Sprinkle Herbes de Provence liberally to make your taste buds sing with the blend of basil, lavender, fennel seed, marjoram, sage, rosemary, and thyme.
Italian Parsley, curly's cousin, a flat-leafed, full-bodied beaut garnishes, tweaks, and brightens savory dishes of all manners.
Jamaican Jerk, a Caribbean combo of chiles, cinnamon, cloves, thyme, garlic and ginger will make chicken and pork do a mambo in your mouth.
Ku chai blends the essence of both garlic and chives in its grassy leaves.
The fragrant, citrusy Lavender bud strikingly garnishes and peps up all your faves.
Menthol-rich Mint leaves awaken the senses, cool the palate, soothe the digestive system, perk up memory, and jazz up everything from luscious lamb to invigorating mojitos.
A pinch of woodsy, freshly grated Nutmeg in a bubbling lasagna, or on a frothy latte will captivate your taste buds.
Marinara's best friend is also yours as Oregano packs a powerful antioxidant punch—so shake it up!
Popular Pepper grows in clusters of unripe berries of black, white, green and pink peppercorns. An attention-grabber especially when blended in dark, earthy chocolate delights.
Quatre epices from French "four spices" is typically a finely ground blend of white pepper, cinnamon, ginger and nutmeg to soup up soups and stews.
Remarkable Rosemary has been jogging memories for centuries, while imparting a nutty zing to chicken, lamb, and stews, along with accenting holiday doors.
From the farms of Iran or the plains of Spain come handpicked crimson Saffron stigmas — the caviar of the spice world carrying an exorbitant pricetag — worth every penny.
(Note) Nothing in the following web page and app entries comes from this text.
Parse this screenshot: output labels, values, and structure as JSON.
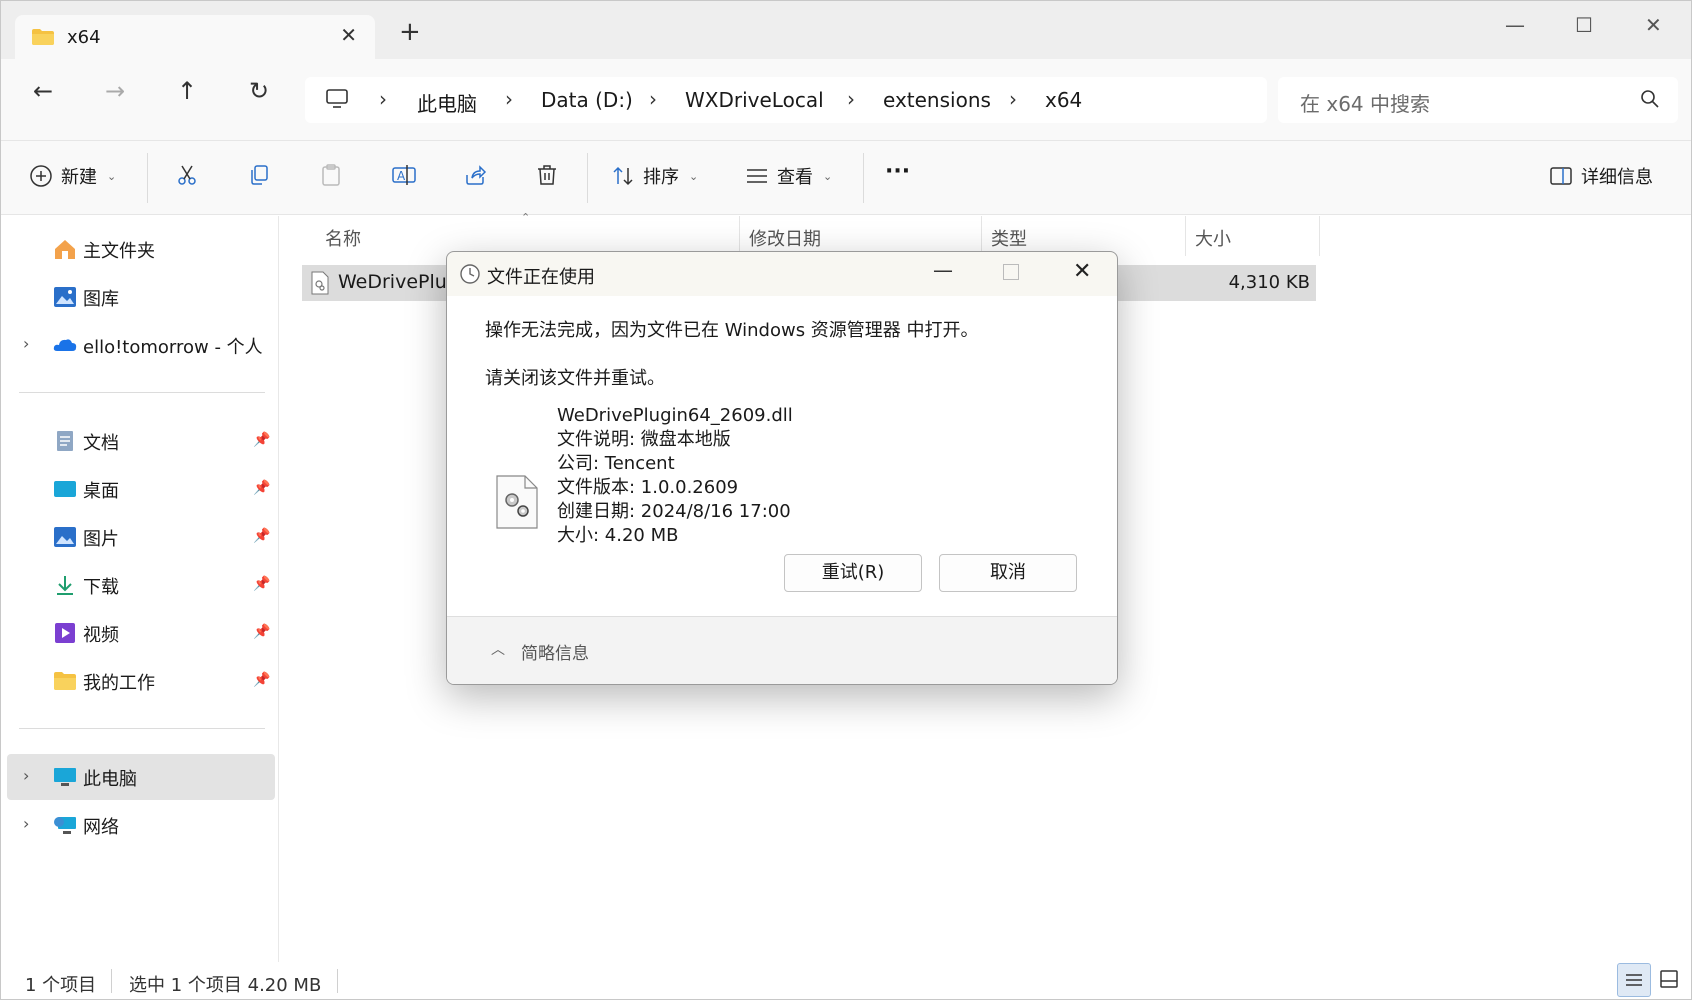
{
  "tab": {
    "title": "x64",
    "close": "✕",
    "new": "+"
  },
  "window_controls": {
    "minimize": "—",
    "maximize": "☐",
    "close": "✕"
  },
  "nav": {
    "back": "←",
    "forward": "→",
    "up": "↑",
    "refresh": "↻"
  },
  "breadcrumb": [
    "此电脑",
    "Data (D:)",
    "WXDriveLocal",
    "extensions",
    "x64"
  ],
  "search": {
    "placeholder": "在 x64 中搜索"
  },
  "toolbar": {
    "new_label": "新建",
    "sort_label": "排序",
    "view_label": "查看",
    "more_label": "···",
    "details_label": "详细信息"
  },
  "sidebar": {
    "items": [
      {
        "label": "主文件夹",
        "icon": "home-icon"
      },
      {
        "label": "图库",
        "icon": "gallery-icon"
      },
      {
        "label": "ello!tomorrow - 个人",
        "icon": "onedrive-icon"
      },
      {
        "label": "文档",
        "icon": "documents-icon"
      },
      {
        "label": "桌面",
        "icon": "desktop-icon"
      },
      {
        "label": "图片",
        "icon": "pictures-icon"
      },
      {
        "label": "下载",
        "icon": "downloads-icon"
      },
      {
        "label": "视频",
        "icon": "videos-icon"
      },
      {
        "label": "我的工作",
        "icon": "folder-icon"
      },
      {
        "label": "此电脑",
        "icon": "this-pc-icon"
      },
      {
        "label": "网络",
        "icon": "network-icon"
      }
    ]
  },
  "columns": {
    "name": "名称",
    "modified": "修改日期",
    "type": "类型",
    "size": "大小"
  },
  "files": [
    {
      "name": "WeDrivePlug",
      "size": "4,310 KB"
    }
  ],
  "status": {
    "count": "1 个项目",
    "selected": "选中 1 个项目  4.20 MB"
  },
  "dialog": {
    "title": "文件正在使用",
    "message": "操作无法完成，因为文件已在 Windows 资源管理器 中打开。",
    "instruction": "请关闭该文件并重试。",
    "details": [
      "WeDrivePlugin64_2609.dll",
      "文件说明: 微盘本地版",
      "公司: Tencent",
      "文件版本: 1.0.0.2609",
      "创建日期: 2024/8/16 17:00",
      "大小: 4.20 MB"
    ],
    "retry_label": "重试(R)",
    "cancel_label": "取消",
    "footer_label": "简略信息"
  },
  "colors": {
    "accent": "#0067c0",
    "selection": "#dcdcdc",
    "folder": "#f5c242"
  }
}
They pigment each dish with a glorious golden hue while infusing with exotic musky flavors of honey and the sea.
The jewel of Indian spices, tantalizing Turmeric root can be grated fresh or sprinkled as a powder to add vibrant eye candy and an antioxidant boost to savories and sweets.
Umami, the palate-pleasing fifth element of taste, along with sweet, sour, salty and bitter, translates roughly from Japanese to mean "savory."
Teeny-weeny, intoxicating Vanilla Beans scraped from the skinny dried pod enchantingly transform practically every food on Earth into heavenly creations.
Wild Coriander like cilantro on steroids, adds an earthiness to Asian and Latin American dishes.
Xylitol, naturally occurring in fibrous fruits and vegetables is a super sweet sugar substitute that paradoxically repels cavities.
When unpalatable Yarrow leaves are brewed as a tea or compounded into a salve they become a healing hero.
The sweetheart of Middle Eastern dishes, zesty Za'atar becomes a culinary rock star when blended with citrusy sumac, toasted sesame seeds, pink salt and olive oil as a divine dipping sauce.
Recipe: Sweet, Sour, Silky Cucumber Dill Salad
• Ingredients: 1 English cucumber, sliced in chunks; 1/2 cup plain Greek yogurt or goat kefir; 1 teaspoon honey; 1 teaspoon apple cider vinegar; juice from half a lemon; 3 tablespoons fresh chopped dill; salt and pepper to taste
• Method: Strain cucumber slices. Add salt. In a mixing bowl, combine remaining ingredients. Blend cucumbers and chill.